* **WORK INSTRUCTION**
From the entries below, copy out every line with "ひろしま会計グループ" in it.

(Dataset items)
==*==

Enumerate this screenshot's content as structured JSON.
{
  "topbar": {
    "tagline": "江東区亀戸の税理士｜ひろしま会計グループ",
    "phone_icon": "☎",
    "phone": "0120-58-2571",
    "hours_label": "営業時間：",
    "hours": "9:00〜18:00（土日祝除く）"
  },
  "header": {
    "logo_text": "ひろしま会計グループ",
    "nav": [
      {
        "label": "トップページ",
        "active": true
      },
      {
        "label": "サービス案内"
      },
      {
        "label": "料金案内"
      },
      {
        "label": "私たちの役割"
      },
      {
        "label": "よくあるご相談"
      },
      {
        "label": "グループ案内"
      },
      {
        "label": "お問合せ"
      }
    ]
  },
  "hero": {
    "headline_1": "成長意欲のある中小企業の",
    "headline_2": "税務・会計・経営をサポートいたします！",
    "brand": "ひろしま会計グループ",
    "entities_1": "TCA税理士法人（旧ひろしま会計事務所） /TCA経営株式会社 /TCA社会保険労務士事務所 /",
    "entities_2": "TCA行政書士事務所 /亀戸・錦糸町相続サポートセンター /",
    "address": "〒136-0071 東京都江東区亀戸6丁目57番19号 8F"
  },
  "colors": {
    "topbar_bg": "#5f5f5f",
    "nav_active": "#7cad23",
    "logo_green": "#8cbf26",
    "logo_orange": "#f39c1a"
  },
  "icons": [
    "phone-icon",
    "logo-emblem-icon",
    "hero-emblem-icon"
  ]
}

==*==

* **ANSWER**
    "tagline": "江東区亀戸の税理士｜ひろしま会計グループ",
    "logo_text": "ひろしま会計グループ",
    "brand": "ひろしま会計グループ",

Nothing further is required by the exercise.